Tehran, in addition to their joint support for Assad, has seen strategic advantage in relations with post-Soviet Russia, sharing a desire to counter U.S. influence with increased trade and energy cooperation. The Iran nuclear deal allowed Russia to fulfill a years-old agreement to sell Iran its powerful S-300 air-defense missile system.

Last year, Russia and Iran signed a military cooperation deal focused on training and on fighting terrorism. On Sunday, Russian President Vladimir Putin’s top Middle East envoy arrived in Tehran to discuss bilateral relations. Russia has also requested the use of Iranian airspace to fire cruise missiles at rebel targets in Syria.

Shiite-led Iran has sent thousands of troops and fighters, including members of its Revolutionary Guard Corps, to Syria to bolster Assad — who is from the Shiite minority Alawite sect — against largely Sunni rebels. For Tehran, losing a longtime ally to a majority-Sunni uprising would undermine its own influence in the region.

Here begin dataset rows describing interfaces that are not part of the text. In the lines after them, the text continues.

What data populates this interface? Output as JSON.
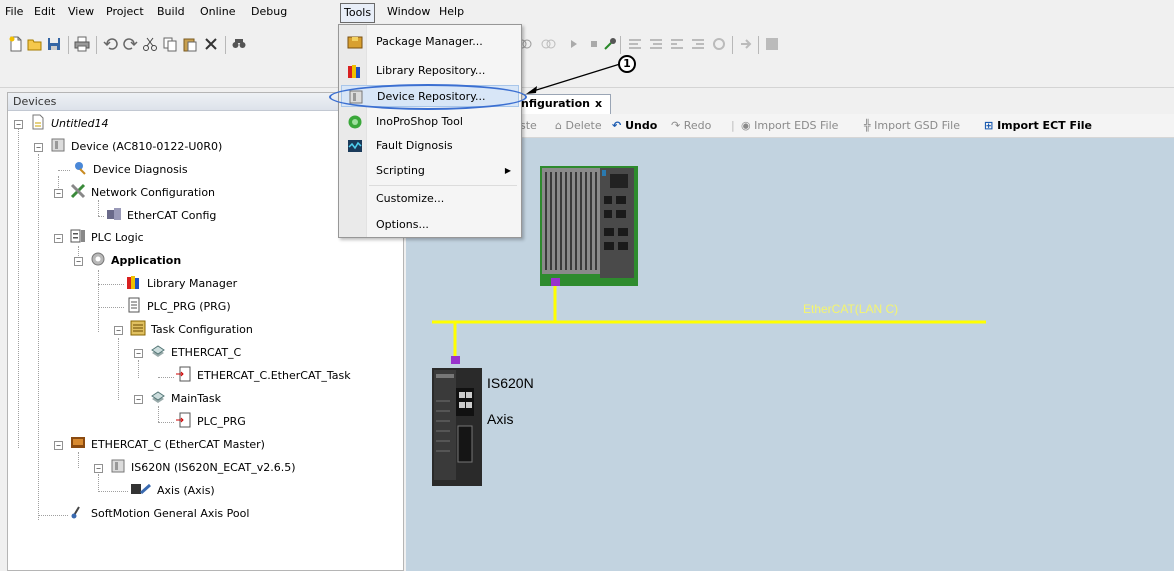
{
  "menubar": {
    "items": [
      "File",
      "Edit",
      "View",
      "Project",
      "Build",
      "Online",
      "Debug",
      "Tools",
      "Window",
      "Help"
    ]
  },
  "tools_menu": {
    "items": [
      {
        "label": "Package Manager...",
        "icon": "package-icon"
      },
      {
        "label": "Library Repository...",
        "icon": "library-icon"
      },
      {
        "label": "Device Repository...",
        "icon": "device-repo-icon"
      },
      {
        "label": "InoProShop Tool",
        "icon": "inoproshop-icon"
      },
      {
        "label": "Fault Dignosis",
        "icon": "fault-icon"
      },
      {
        "label": "Scripting",
        "icon": ""
      },
      {
        "label": "Customize...",
        "icon": ""
      },
      {
        "label": "Options...",
        "icon": ""
      }
    ]
  },
  "callout": {
    "number": "1"
  },
  "devices_panel": {
    "title": "Devices",
    "tree": [
      {
        "label": "Untitled14"
      },
      {
        "label": "Device (AC810-0122-U0R0)"
      },
      {
        "label": "Device Diagnosis"
      },
      {
        "label": "Network Configuration"
      },
      {
        "label": "EtherCAT Config"
      },
      {
        "label": "PLC Logic"
      },
      {
        "label": "Application"
      },
      {
        "label": "Library Manager"
      },
      {
        "label": "PLC_PRG (PRG)"
      },
      {
        "label": "Task Configuration"
      },
      {
        "label": "ETHERCAT_C"
      },
      {
        "label": "ETHERCAT_C.EtherCAT_Task"
      },
      {
        "label": "MainTask"
      },
      {
        "label": "PLC_PRG"
      },
      {
        "label": "ETHERCAT_C (EtherCAT Master)"
      },
      {
        "label": "IS620N (IS620N_ECAT_v2.6.5)"
      },
      {
        "label": "Axis (Axis)"
      },
      {
        "label": "SoftMotion General Axis Pool"
      }
    ]
  },
  "editor": {
    "tab_label": "nfiguration",
    "tab_close": "x",
    "toolbar": {
      "paste": "ste",
      "delete": "Delete",
      "undo": "Undo",
      "redo": "Redo",
      "import_eds": "Import EDS File",
      "import_gsd": "Import GSD File",
      "import_ect": "Import ECT File"
    },
    "network_label": "EtherCAT(LAN C)",
    "slave_name": "IS620N",
    "slave_axis": "Axis"
  },
  "colors": {
    "canvas": "#c2d3e0",
    "bus": "#ffff00",
    "connector": "#9933cc",
    "plc_base": "#2e8b2e"
  }
}
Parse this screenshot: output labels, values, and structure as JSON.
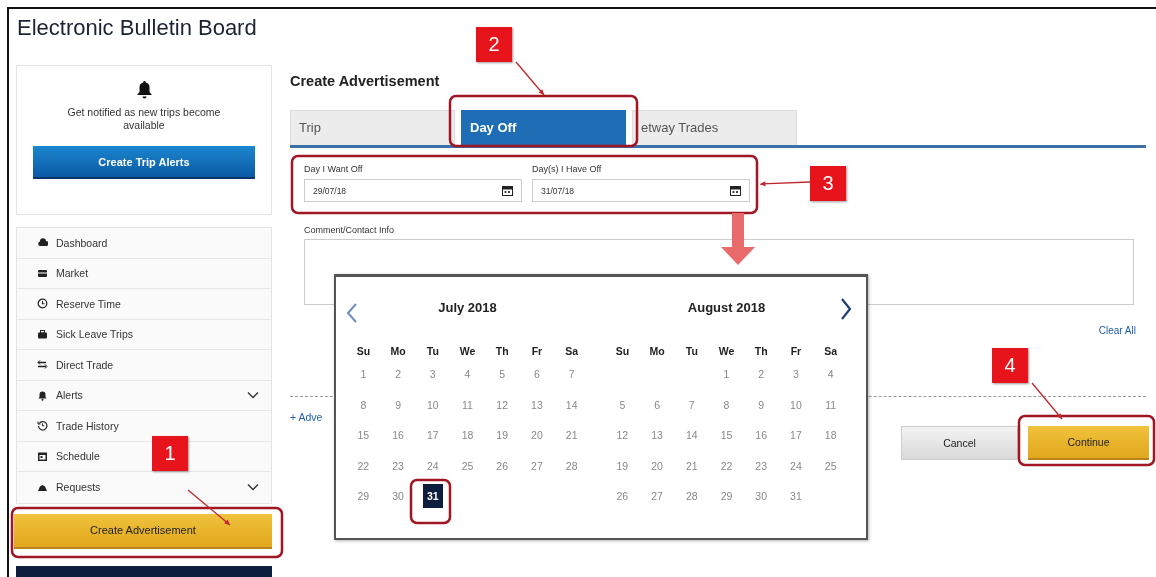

Iranian proxies such as Lebanon’s Hezbollah and an array of Shiite Iraqi militias have also fought for the Syrian regime. And last year, Russia began its own operations in Syria, committing tanks, artillery and combat aircraft to the fight. It also built a new air base in Latakia province in the Alawite heartland.

Russian intervention marked a turning point in the fate of the Assad regime, which had been losing ground to rebel forces.

But until now, Russia’s long-range bombers, which require longer airstrips, had to be launched from Russian territory more than 1,200 miles away. Now, those same bombers need to fly only about 400 miles from Iran to Syria, Iran’s Fars News Agency reported Tuesday. The shorter distance, using less fuel and allowing a bigger payload, will allow Russia to intensify its air campaign against rebel-held areas.

Syrian government troops and opposition fighters are now locked in a battle for the strategic city of Aleppo, where residents face a growing humanitarian crisis. Russia has carried out strikes in support of government troops there, activists say.

Russia’s Defense Ministry said Tuesday that its long-range bombers struck targets linked to the Islamic State and Jabhat Fatah al-Sham, a group that formally split from al-Qaeda last month and changed its name from Jabhat al-Nusra. The strikes destroyed five major ammunition depots, training camps and three command posts, the ministry said.

But rights groups have criticized both Russia and the Syrian regime for repeated strikes on civilian targets, including homes, schools and hospitals. Russian and Syrian officials have denied those reports.

On Tuesday, the New York-based Human Rights Watch said Syrian and Russian troops have used banned incendiary weapons in civilian areas.

“These weapons inflict horrible injuries and excruciating pain,” Steve Goose, arms director at Human Rights Watch, said in a statement. “The disgraceful incendiary weapon attacks in Syria show an abject failure to adhere to international law.”

Iran is also deeply involved in conflicts in Yemen and Iraq, where it holds particular influence.

Iran was quick to provide military supplies to the Shiite-led government in Baghdad as Islamic State militants made their land grab in the summer of 2014, pushing toward the capital.

In recent years, Maj. Gen. Qasem Soleimani, commander of the Revolutionary Guard Corps’ elite Quds Force, has made regular appearances on the battlefield in both Iraq and Syria, becoming the public face of Iran’s growing military power.

DeYoung reported from Washington. Loveday Morris in Beirut contributed to this report.